The subjects of his pictures are usually foreign, naturally and skilfully assembled. The recessions appear to be covered by a greyish mist or morning dew. The foregrounds, by way of contrast, are clear and bold. The trees
have been handled loosely and playfully and are sometimes pleasantly reflected in the streams that separate the fields.
Many of his important art works are embellished with small animals and figures by Adriaen van de Velde, including ones made in France by the excellent painter Dirck Helmbreeker, a Haarlemmer by birth who lived in Paris at that time and generally painted Italian markets with farmers, quack doctors and other jokers. He was a great friend of Abraham Genoels II, bent-named Archimedes, who also commemorates him in his travel journal for the year 1674.
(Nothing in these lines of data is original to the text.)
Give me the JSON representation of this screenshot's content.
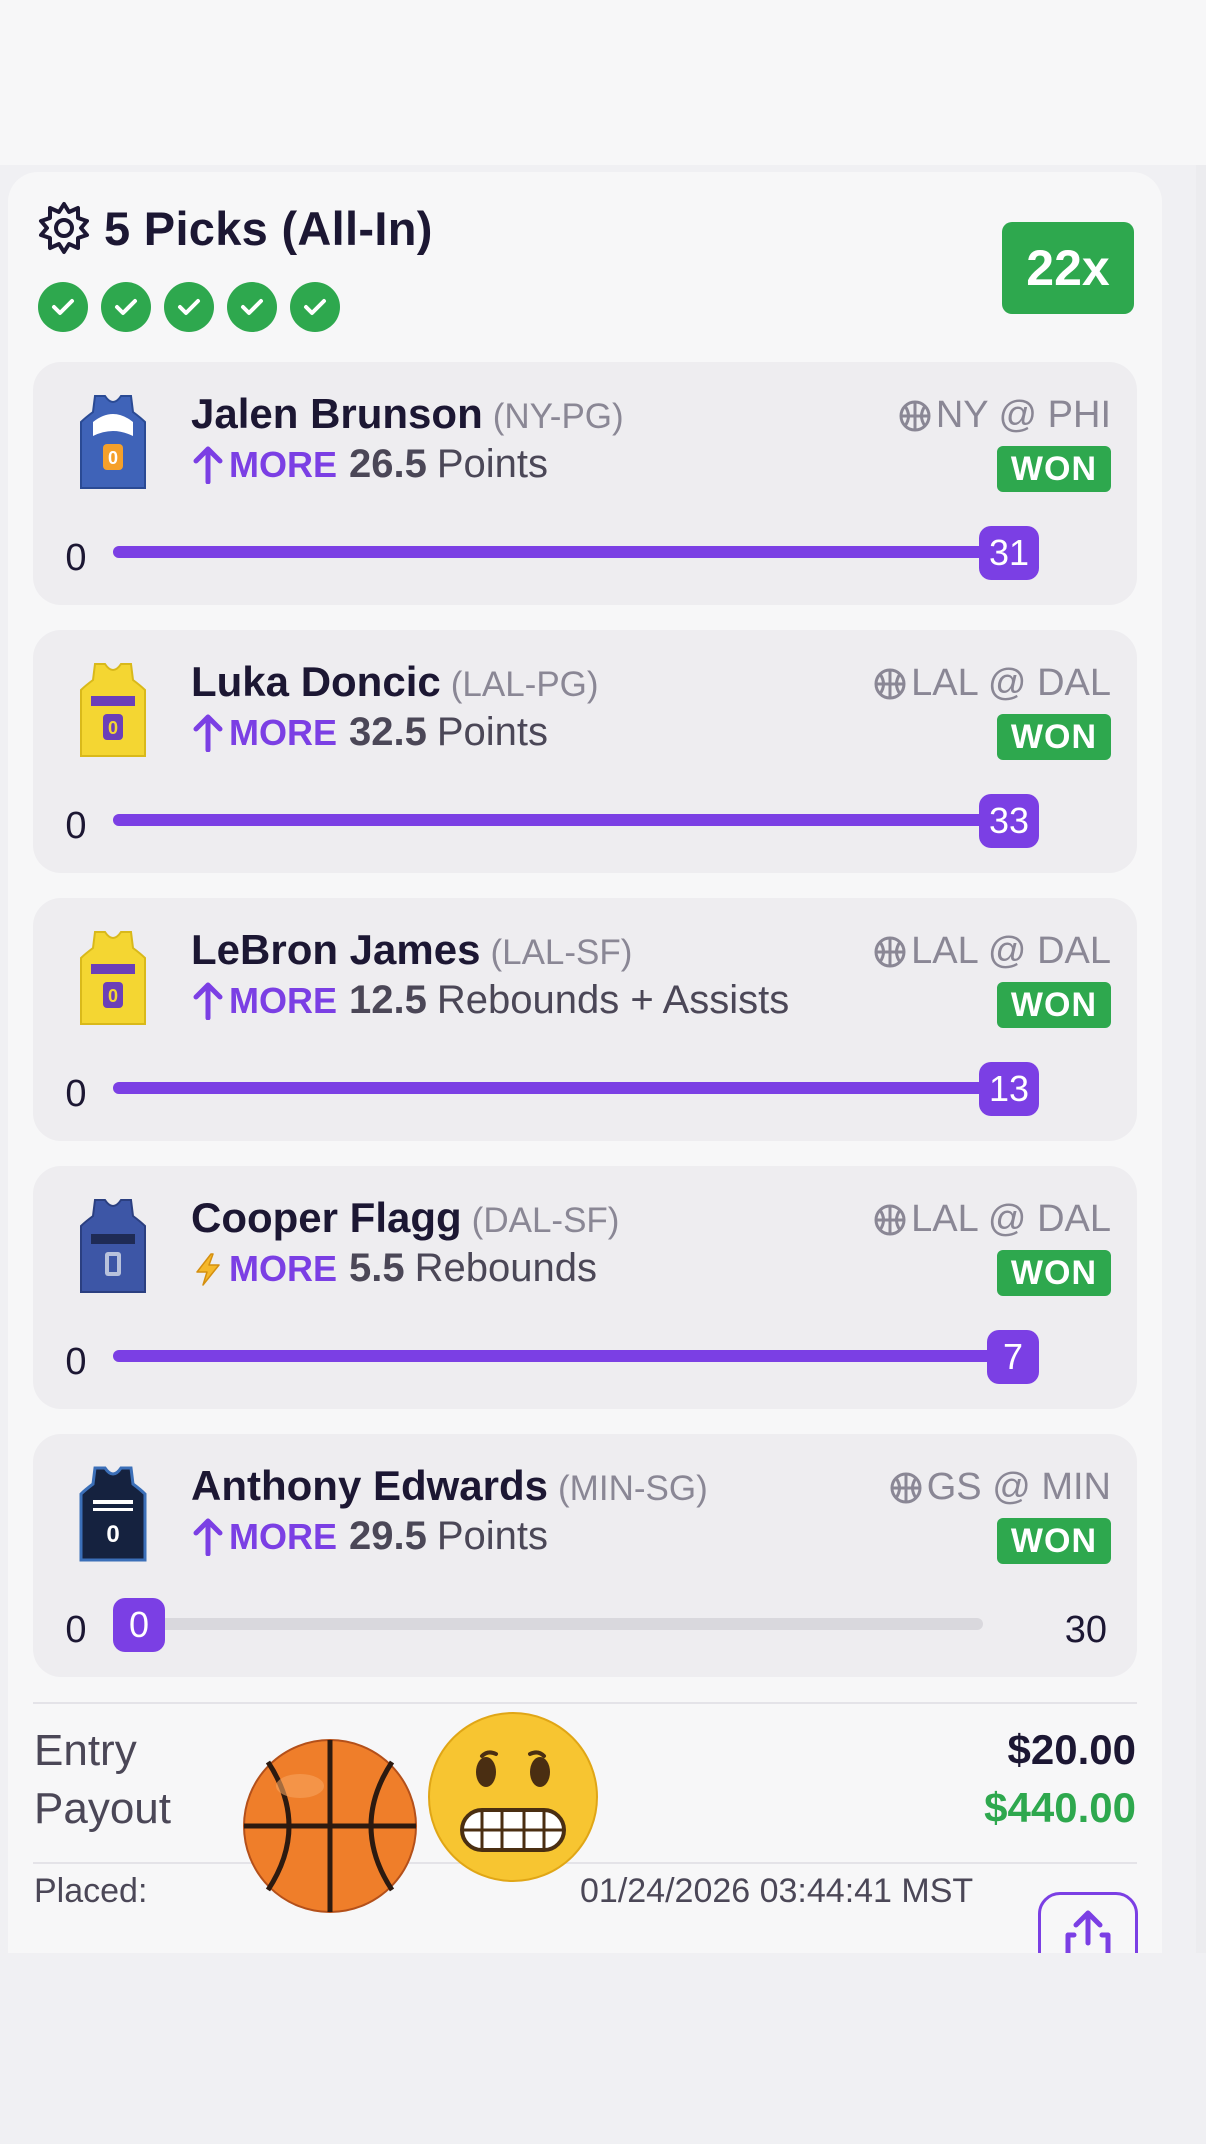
{
  "lineup": {
    "title": "5 Picks (All-In)",
    "multiplier": "22x",
    "check_count": 5
  },
  "picks": [
    {
      "player": "Jalen Brunson",
      "team": "(NY-PG)",
      "direction": "MORE",
      "line": "26.5",
      "stat": "Points",
      "matchup": "NY @ PHI",
      "status": "WON",
      "progress_min": "0",
      "actual": "31",
      "progress_fraction": 1.0,
      "jersey": "knicks-jersey",
      "direction_icon": "arrow-up-icon"
    },
    {
      "player": "Luka Doncic",
      "team": "(LAL-PG)",
      "direction": "MORE",
      "line": "32.5",
      "stat": "Points",
      "matchup": "LAL @ DAL",
      "status": "WON",
      "progress_min": "0",
      "actual": "33",
      "progress_fraction": 1.0,
      "jersey": "lakers-jersey",
      "direction_icon": "arrow-up-icon"
    },
    {
      "player": "LeBron James",
      "team": "(LAL-SF)",
      "direction": "MORE",
      "line": "12.5",
      "stat": "Rebounds + Assists",
      "matchup": "LAL @ DAL",
      "status": "WON",
      "progress_min": "0",
      "actual": "13",
      "progress_fraction": 1.0,
      "jersey": "lakers-jersey",
      "direction_icon": "arrow-up-icon"
    },
    {
      "player": "Cooper Flagg",
      "team": "(DAL-SF)",
      "direction": "MORE",
      "line": "5.5",
      "stat": "Rebounds",
      "matchup": "LAL @ DAL",
      "status": "WON",
      "progress_min": "0",
      "actual": "7",
      "progress_fraction": 1.0,
      "jersey": "mavericks-jersey",
      "direction_icon": "lightning-icon"
    },
    {
      "player": "Anthony Edwards",
      "team": "(MIN-SG)",
      "direction": "MORE",
      "line": "29.5",
      "stat": "Points",
      "matchup": "GS @ MIN",
      "status": "WON",
      "progress_min": "0",
      "actual": "0",
      "progress_max": "30",
      "progress_fraction": 0.0,
      "jersey": "timberwolves-jersey",
      "direction_icon": "arrow-up-icon"
    }
  ],
  "summary": {
    "entry_label": "Entry",
    "entry_value": "$20.00",
    "payout_label": "Payout",
    "payout_value": "$440.00",
    "placed_label": "Placed:",
    "placed_value": "01/24/2026 03:44:41 MST"
  },
  "colors": {
    "accent": "#7b3fe4",
    "won": "#2ea84e",
    "text": "#1c1733",
    "muted": "#8a8795"
  }
}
Moucheron’s time span having come to an end he died in 1686 in his 53rd year. He left a son who far surpassed the father in art, whom we will mention after this.
After this the commendable landscape painter PIETER GALLIS comes on stage. He was born in the year 1633, and practiced art out of desire alone, without interest in profit. In 1682, having lived in Enkhuizen for some years, he and his family moved to Hoorn, where he ran a pawn shop. However, during that daily bother he spent his spare hours diligently on art, by which he progressed so greatly that he was able wittily to paint landscapes, flowers, fruit and other still life. He was a beloved man and exceptional at maintaining friendships, especially with painters and art lovers, and died in the year 1697.
JASPER van den BOS was born in Hoorn in the year 1634. His father was a ship’s carpenter and his son at first also in
ship building, but driven by a great passion for art, he drew the seas and quiet waters with all kinds of ships as artfully, precisely and loosely handled as they are firmly and fluidly hatched with the point of the brush, so that the painter Bronckhorst declared to me he had never seen better. But this lad died in the prime of his life, which makes it surprising that he was still able to make as much as one sees by him in his native city.
Fortune, by her highly changeable nature at first raises some to a happy state. But later the sail of prosperity shifts without looking back, which has given ground to the Spanish saying: Fortune tires of always carrying the same man on the back. It has (to say it in a Dutch way) many eat their white bread in advance. The least number of people keep her favour from the beginning to the end of their lives. Still, we have reason to count among the fortunate
Our painter ADAM FRANS van der MEULEN. Born in Brussels in the year 1634, he had his origins in one of the most commendable families of that city, so that he lacked no means to train himself in the sciences, by which his spirit was polished and made competent for elevated activities as well as inclined to the art of painting. He was placed with a commendable master whom he surpassed in little time (although just out of the cradle), after which he continued